Boff, Andrew (2013): Shadow City. Exposing Human Trafficking in Everyday London
Nearer than you think
Increasingly the authorities and many residents in London know that there is a criminal
activity called human trafficking. What they don’t usually know, accurately, is what human
trafficking actually constitutes and what forms are taking place around them. Most London
residents imagine that it does not touch directly on their lives – that the exploitation takes
place in brothels run by foreign gangs controlling foreign women. But it’s nearer than they
If you have had an Irish or Eastern European traveller knocking on your door offering cutprice
construction work, if you have had a manicure at a Vietnamese nail bar; if you have
been to inexpensive Chinese and Indian restaurants or takeaways; passed by groups of men
at mobile soup runs for the homeless; if you have taken cannabis; bumped into Latin
American cleaning staff at London hotels; dealt with British or African children who play
truant at school; if any of these circumstances are familiar to you, then you may well have
seen or even indirectly been involved in the exploitation of a victim of “trafficking.”
But human trafficking is not slavery in the historic sense – this is the first misleading notion
and is partly why authorities often fail to recognise, and so let down, victims of trafficking.
The scare-stories about thousands of hidden slaves tied up against their will is inaccurate.
What can be found in London, in higher numbers, are children and vulnerable British adults
and, often irregular, migrants being relentlessly exploited, particularly by British standards

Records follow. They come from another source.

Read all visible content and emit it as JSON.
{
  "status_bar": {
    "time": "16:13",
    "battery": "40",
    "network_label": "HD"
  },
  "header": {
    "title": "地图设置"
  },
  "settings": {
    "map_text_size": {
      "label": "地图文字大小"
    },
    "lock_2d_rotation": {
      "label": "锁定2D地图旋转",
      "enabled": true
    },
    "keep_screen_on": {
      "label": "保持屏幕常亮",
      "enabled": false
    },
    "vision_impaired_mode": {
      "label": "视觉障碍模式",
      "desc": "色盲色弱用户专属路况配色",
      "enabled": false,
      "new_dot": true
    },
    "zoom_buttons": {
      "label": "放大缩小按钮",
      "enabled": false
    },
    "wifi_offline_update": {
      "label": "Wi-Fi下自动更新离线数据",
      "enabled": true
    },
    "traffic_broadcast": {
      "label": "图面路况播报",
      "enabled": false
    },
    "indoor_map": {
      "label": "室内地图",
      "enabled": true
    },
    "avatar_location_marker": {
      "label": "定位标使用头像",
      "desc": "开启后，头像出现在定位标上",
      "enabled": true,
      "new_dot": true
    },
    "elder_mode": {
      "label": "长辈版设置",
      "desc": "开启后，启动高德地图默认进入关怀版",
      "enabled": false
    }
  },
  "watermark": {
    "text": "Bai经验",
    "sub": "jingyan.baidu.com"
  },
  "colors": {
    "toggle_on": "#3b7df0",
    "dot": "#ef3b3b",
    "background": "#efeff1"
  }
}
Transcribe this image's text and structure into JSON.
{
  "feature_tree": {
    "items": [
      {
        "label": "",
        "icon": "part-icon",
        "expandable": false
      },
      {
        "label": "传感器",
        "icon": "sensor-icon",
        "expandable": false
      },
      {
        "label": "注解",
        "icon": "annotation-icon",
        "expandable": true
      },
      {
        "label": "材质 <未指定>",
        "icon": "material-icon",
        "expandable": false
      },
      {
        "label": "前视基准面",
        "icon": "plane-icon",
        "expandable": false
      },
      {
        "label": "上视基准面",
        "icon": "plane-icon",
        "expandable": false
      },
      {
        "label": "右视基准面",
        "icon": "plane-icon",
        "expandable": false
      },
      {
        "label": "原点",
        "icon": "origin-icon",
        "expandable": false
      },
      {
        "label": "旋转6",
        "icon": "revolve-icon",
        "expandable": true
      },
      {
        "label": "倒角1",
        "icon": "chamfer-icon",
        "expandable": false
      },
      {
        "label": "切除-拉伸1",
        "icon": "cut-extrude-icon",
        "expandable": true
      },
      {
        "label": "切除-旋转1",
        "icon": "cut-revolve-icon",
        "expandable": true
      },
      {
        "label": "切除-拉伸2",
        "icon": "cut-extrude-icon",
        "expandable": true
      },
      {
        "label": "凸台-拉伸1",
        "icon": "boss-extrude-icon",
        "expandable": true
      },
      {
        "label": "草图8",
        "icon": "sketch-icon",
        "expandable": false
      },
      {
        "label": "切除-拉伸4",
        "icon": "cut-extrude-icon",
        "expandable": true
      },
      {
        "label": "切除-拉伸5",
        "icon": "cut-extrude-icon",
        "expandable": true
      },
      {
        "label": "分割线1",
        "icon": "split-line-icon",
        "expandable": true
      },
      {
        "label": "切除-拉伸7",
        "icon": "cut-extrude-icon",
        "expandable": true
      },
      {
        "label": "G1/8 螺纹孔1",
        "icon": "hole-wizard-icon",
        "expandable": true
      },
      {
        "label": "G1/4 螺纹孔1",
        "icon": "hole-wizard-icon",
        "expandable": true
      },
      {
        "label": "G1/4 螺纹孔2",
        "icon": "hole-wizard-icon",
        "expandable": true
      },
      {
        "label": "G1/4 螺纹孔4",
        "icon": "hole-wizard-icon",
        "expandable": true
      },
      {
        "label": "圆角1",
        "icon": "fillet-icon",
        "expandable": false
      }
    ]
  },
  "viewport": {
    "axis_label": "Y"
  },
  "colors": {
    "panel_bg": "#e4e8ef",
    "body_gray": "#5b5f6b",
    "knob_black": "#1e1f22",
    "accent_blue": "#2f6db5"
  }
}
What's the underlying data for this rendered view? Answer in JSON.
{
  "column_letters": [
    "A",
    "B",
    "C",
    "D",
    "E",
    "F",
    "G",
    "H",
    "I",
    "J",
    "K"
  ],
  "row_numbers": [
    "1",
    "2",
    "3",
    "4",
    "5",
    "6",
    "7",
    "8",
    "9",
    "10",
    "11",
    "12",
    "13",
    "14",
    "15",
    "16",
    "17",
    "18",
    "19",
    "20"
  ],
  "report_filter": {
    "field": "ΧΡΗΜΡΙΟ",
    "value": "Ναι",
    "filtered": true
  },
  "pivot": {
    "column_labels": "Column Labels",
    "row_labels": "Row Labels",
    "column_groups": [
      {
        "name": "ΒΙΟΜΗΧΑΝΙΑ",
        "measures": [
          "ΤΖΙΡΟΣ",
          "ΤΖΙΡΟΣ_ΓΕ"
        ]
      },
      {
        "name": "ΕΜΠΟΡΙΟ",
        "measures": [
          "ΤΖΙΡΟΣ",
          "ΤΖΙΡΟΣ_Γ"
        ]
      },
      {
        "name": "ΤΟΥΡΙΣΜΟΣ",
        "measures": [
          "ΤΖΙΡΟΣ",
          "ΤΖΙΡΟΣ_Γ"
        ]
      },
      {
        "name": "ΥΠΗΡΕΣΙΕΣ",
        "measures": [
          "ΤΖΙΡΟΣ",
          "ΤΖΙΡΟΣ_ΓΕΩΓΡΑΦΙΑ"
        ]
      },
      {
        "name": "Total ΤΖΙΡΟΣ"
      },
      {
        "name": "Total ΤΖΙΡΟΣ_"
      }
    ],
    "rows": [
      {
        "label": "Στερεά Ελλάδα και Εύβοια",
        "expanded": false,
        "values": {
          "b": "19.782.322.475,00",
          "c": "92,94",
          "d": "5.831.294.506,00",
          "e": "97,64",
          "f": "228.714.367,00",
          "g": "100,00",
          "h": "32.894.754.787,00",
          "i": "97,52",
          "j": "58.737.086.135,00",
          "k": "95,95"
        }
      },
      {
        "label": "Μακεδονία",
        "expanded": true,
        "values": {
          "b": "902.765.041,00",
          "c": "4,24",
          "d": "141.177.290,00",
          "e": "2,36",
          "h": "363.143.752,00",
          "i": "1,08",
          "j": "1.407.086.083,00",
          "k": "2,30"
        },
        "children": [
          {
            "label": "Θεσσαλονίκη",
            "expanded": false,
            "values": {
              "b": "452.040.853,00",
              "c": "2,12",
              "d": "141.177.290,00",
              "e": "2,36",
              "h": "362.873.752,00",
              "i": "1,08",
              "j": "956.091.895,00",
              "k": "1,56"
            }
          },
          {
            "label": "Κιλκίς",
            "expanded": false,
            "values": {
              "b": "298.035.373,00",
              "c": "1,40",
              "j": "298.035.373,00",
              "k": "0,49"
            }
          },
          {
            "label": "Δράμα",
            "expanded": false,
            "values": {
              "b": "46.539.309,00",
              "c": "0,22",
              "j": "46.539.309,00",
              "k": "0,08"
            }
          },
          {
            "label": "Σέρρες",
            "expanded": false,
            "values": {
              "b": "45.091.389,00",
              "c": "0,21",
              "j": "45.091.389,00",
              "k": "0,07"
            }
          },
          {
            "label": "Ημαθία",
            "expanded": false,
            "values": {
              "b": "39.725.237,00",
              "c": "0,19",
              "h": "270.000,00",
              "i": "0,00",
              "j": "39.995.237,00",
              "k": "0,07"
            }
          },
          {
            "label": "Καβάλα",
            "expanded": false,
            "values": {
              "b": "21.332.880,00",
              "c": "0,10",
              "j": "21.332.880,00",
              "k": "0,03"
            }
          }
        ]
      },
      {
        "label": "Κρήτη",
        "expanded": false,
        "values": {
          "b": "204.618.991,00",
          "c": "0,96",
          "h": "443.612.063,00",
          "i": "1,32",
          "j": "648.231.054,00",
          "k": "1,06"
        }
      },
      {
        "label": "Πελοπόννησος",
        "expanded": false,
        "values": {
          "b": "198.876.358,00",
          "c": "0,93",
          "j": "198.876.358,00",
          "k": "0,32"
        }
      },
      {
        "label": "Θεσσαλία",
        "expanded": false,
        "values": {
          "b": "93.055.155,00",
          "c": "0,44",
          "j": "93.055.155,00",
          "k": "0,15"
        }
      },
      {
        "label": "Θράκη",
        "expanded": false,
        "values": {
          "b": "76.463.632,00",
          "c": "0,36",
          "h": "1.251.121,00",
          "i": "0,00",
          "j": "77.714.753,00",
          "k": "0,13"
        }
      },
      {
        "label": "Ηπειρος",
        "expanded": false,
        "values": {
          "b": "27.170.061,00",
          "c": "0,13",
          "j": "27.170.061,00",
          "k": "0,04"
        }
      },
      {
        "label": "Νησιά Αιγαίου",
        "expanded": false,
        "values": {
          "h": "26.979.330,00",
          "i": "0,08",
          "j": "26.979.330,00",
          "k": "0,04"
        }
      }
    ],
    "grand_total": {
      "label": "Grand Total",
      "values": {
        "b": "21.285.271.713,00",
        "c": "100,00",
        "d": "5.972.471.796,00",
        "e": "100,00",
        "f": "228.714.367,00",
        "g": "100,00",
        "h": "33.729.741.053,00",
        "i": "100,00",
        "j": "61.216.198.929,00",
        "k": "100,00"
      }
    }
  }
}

and international human rights legislation.
However, “choice”, ambiguous as that term may be, is involved in these victims’
circumstances and, in many cases these people – such as migrants from poverty stricken
backgrounds or homeless British male victims – may see this life as an improvement on
where they have come from. Yet some victims will experience appalling and often gruesome
abuse in the UK. Sexual torture, starvation and physical abuse are not uncommon in these
outwardly ‘consensual’ environments. However, at the other end of the scale you can find
workers experiencing no physical or sexual abuse, and whose ‘traffickers’ have largely kept
to the terms of agreement. They will be being paid less than the minimum wage, working
unremitting hours, and be in unreasonably high debt bondage to criminals. They will also still
live in a state of anxiety relating to those they owe money to, or those they work with, or
the British authorities due to their irregular immigration status. This makes human
trafficking a grey area, not black and white as is commonly presented.
More in the report.
Article in the Guardian